The 5th Viscount married firstly, in 1916, Alleyne, daughter of Captain Henry Lewes Conran RN, of Gordon Downs, Queensland, Australia, and had issue,
- George Frederick Upton, 3rd Viscount (1802–90);
- Henry Augustus George Mountjoy Heneage Upton, 5th Viscount (1894–1981).
HENRY ERIC PATRICK MOUNJOY SPALDING (1917-57), dsp;His lordship wedded secondly, in 1975, Margaret Violet Louisa, widow of Sir Lionel George Arthur Cust.
Alleyne Evelyn Maureen Louisa.
On the decease of the 5th Viscount the titles expired.
The ancestral seat of the Templetown family was Castle Upton, Templepatrick, County Antrim.
Templepatrick, County Antrim, is near the half-way point on the main road from Antrim to Belfast.
The demesne lies on the north side of the village; and the house contains numerous features which are of historical and architectural import.
th century priory of the Knights of St John (Hospitallers) - monks who joined the Last Crusade, sailing from Carrickfergus in County Antrim.
The said monks were expelled from Templepatrick during the Reformation; and the Knights' vaulted refectory was reconstructed, when the mansion was extended by Robert Adam in 1783 for the 1st Viscount Templetown.
th and beginning of the 17th centuries by Sir Robert and Sir Henry Norton Bt, who named it Castle Norton.
The castle was sold in 1625 to Captain Henry Upton, who promptly re-named it Castle Upton.
From 1783 Clotworthy Upton, 1st Baron Templetown, and his son (later 1st Viscount Templetown) employed Robert Adam to modernize the interior and give the exterior a "castle air".
Adam raised and machiolated the pair of round towers from the original castle and gave them high, conical roofs, adding a wing with another tower.
Adam also designed a Classical mausoleum in the church-yard and a splendid castellated stable range, in 1789.
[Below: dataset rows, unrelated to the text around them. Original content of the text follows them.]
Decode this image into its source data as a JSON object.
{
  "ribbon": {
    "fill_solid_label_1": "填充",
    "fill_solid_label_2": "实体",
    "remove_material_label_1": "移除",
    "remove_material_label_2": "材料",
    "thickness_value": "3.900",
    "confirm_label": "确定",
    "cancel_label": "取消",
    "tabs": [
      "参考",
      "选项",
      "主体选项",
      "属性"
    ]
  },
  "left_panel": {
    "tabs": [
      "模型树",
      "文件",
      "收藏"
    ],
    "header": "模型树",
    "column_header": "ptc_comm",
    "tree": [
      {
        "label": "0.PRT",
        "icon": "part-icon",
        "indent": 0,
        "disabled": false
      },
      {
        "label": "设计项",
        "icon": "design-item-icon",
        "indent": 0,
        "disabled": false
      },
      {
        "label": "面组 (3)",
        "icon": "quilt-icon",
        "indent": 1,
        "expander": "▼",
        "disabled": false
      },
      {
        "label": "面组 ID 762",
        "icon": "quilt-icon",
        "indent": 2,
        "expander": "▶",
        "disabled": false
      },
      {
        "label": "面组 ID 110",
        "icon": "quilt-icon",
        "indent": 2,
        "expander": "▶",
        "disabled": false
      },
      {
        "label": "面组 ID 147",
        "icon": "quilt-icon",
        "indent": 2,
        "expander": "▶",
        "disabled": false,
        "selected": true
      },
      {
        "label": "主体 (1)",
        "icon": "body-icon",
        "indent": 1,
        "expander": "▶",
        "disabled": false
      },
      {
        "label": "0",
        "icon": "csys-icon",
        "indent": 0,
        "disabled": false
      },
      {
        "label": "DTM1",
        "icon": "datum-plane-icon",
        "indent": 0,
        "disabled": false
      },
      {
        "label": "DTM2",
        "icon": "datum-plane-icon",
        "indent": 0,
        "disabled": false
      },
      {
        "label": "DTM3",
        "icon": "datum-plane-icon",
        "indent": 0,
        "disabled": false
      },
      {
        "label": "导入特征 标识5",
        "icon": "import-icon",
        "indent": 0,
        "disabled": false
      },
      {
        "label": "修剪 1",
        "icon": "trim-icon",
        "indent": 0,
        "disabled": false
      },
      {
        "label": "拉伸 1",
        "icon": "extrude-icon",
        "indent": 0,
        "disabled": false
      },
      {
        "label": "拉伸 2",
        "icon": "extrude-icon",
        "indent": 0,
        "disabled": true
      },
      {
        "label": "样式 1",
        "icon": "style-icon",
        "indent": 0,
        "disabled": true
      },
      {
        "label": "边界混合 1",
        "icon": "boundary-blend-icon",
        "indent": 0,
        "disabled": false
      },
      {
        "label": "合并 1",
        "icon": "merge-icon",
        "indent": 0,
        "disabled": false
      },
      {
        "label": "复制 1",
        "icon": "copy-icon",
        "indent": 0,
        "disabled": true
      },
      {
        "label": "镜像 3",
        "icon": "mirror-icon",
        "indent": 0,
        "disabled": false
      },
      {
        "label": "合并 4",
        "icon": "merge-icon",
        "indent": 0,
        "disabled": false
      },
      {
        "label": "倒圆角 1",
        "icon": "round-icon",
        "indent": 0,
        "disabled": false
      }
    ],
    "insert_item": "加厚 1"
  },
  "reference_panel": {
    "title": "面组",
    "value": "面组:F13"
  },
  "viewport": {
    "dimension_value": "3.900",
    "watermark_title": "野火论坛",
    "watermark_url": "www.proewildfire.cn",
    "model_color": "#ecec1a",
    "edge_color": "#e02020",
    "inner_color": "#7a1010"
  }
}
In 1837 Edward Blore was employed by the 2nd Viscount to re-model the Castle, inserting mullioned windows and eradicating most of Adams' interiors; raising and panelling the hall; and refurbishing the main reception rooms in a restrained Elizabethan style, with fretted ceilings.
The Castle was sold by the Upton family early in the 20th century; and the subsequent owner re-roofed the main building, an act which ruined Adam's romantic skyline.
Adam's additional wing was allowed to fall into ruin.
In 1963, the 300-acre estate was purchased by Sir Robin Kinahan who, with Lady Kinahan, restored the Castle most sympathetically.
Their most notable achievement was the rebuilding of the ruined Adam wing, which now contains an elegant ballroom; and an Italian marble chimney-piece formerly at Downhill Castle in County Londonderry.
The demesne itself is now diminished, with trees near the house, a small artificial lake and lawns where a 19th century formal garden was once laid out.
The walled garden is used as a field. Robert Adam’s stable block is approached via a contemporary gate lodge of 1820.
The impressive village entrance to the house is by Edward Blore (1837) and has a gate lodge hidden behind it.
Today the demesne is home to Sir Robin and Lady Kinahan's son, Danny Kinahan DL MP, and his family, though it is currently (April, 2016) for sale.
I have met the late Sir Robin several times: When he was Lord-Lieutenant of Belfast at ceremonies in the Ulster Hall; and as chairman of the board of Belfast Cathedral. I recall him well. A true gentleman indeed.First published in March, 2010. Templetown arms courtesy of European Heraldry.